## Directions
Search the records below for "this" and copy every line it turns up in.

== Data under study

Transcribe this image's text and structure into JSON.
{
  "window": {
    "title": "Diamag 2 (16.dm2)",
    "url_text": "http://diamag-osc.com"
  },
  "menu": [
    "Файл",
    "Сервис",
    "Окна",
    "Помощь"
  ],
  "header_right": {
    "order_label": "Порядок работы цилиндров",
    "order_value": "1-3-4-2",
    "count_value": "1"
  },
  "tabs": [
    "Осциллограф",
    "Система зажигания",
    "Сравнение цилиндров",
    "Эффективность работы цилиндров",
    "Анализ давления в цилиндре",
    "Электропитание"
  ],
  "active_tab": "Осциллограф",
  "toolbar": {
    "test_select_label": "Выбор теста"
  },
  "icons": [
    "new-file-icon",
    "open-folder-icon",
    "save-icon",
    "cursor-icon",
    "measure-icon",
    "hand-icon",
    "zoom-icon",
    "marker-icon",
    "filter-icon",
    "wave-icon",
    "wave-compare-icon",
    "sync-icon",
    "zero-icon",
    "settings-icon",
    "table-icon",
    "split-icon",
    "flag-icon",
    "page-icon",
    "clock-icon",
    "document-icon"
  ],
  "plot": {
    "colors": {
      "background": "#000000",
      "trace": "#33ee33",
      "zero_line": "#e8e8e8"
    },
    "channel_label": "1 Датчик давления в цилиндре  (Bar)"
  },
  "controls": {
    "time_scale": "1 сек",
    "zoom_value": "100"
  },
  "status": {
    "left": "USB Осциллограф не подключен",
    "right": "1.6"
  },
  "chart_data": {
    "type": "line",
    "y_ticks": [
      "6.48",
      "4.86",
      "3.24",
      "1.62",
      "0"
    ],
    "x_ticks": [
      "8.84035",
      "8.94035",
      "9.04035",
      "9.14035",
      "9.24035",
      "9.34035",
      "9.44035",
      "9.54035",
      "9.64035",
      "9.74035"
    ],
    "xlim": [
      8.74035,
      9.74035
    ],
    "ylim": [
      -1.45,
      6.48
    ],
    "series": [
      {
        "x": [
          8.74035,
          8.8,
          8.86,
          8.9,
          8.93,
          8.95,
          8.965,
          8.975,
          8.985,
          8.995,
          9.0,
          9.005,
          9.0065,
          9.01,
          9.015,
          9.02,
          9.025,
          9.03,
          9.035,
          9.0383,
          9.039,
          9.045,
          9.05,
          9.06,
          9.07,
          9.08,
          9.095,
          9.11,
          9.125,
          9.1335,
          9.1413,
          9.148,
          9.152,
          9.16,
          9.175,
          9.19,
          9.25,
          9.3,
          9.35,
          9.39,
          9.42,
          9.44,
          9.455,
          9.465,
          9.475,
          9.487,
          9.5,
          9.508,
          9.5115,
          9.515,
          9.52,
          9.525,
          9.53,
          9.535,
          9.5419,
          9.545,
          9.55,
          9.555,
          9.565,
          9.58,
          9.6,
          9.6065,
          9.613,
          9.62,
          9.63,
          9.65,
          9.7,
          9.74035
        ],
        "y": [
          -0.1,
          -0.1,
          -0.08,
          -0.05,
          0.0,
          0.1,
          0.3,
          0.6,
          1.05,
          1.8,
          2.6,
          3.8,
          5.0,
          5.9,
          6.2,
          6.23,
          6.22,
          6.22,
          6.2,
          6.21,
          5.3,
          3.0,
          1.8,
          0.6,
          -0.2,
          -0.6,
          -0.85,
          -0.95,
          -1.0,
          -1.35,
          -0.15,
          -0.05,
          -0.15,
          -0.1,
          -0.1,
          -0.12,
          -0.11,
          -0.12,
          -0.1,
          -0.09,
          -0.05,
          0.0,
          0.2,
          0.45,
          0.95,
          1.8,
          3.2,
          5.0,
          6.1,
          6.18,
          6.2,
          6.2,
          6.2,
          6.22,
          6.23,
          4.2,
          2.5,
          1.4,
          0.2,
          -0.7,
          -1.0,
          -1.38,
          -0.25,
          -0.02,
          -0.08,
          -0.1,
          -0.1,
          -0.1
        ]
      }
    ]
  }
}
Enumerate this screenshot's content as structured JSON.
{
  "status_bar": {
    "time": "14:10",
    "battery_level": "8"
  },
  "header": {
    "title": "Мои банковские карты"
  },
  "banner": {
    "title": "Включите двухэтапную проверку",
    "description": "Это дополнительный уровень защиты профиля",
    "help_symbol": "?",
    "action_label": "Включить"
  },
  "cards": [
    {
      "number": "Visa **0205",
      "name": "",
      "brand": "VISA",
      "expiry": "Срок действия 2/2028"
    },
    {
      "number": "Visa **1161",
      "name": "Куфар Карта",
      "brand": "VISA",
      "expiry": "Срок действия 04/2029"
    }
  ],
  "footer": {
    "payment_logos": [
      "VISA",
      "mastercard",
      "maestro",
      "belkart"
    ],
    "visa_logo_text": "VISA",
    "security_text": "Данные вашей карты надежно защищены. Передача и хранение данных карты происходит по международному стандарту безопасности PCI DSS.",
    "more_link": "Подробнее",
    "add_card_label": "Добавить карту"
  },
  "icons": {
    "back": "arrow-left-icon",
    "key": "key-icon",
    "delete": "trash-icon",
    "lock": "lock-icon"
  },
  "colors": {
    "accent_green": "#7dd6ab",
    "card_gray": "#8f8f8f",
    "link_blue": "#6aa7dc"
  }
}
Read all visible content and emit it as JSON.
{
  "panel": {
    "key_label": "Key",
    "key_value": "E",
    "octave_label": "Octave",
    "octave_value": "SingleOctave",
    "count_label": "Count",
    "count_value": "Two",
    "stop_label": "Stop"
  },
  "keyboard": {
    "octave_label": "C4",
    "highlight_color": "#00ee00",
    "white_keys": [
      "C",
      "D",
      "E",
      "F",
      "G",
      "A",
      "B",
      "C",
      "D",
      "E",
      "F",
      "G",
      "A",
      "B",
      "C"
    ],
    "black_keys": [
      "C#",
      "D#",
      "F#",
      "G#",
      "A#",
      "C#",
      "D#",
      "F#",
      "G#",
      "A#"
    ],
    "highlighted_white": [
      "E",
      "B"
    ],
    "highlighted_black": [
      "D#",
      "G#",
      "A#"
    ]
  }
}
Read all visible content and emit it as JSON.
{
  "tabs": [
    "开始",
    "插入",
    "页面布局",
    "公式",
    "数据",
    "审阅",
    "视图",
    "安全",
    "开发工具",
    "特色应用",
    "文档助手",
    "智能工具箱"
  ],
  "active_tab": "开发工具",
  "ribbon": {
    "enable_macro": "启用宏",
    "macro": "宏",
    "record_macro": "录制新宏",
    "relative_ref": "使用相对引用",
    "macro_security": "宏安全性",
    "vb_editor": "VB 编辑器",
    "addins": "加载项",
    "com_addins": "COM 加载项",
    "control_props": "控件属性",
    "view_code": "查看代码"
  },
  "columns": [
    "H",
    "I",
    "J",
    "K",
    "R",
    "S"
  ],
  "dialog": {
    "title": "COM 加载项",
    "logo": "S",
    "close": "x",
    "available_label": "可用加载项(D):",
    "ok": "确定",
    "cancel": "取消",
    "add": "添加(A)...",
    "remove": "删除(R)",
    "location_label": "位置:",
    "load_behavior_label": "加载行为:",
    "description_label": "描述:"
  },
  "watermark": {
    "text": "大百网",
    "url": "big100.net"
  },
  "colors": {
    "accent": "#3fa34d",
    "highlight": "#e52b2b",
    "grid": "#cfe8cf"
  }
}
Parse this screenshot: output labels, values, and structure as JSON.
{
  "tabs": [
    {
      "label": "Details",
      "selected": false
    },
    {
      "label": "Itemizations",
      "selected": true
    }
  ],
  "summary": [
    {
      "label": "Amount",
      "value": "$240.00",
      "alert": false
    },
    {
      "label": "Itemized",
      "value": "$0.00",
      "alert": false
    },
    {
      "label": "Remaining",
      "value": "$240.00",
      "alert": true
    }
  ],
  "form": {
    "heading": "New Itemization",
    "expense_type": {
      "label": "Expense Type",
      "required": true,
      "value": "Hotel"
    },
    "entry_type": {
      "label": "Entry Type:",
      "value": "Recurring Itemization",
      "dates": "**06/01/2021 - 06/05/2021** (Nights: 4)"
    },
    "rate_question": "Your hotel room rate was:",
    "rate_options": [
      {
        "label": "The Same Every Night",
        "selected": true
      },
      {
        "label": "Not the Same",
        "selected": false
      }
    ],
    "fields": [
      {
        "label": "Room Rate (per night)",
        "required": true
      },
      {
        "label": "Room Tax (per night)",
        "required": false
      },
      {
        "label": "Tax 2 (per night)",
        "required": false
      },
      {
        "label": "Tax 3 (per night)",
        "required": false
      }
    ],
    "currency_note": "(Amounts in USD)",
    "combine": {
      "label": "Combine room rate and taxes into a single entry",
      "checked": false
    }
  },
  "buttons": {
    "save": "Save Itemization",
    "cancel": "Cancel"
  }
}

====

## Answer box
Transcribe this image's text and structure into JSON.
Enumerate this screenshot's content as structured JSON.
Parse this screenshot: output labels, values, and structure as JSON.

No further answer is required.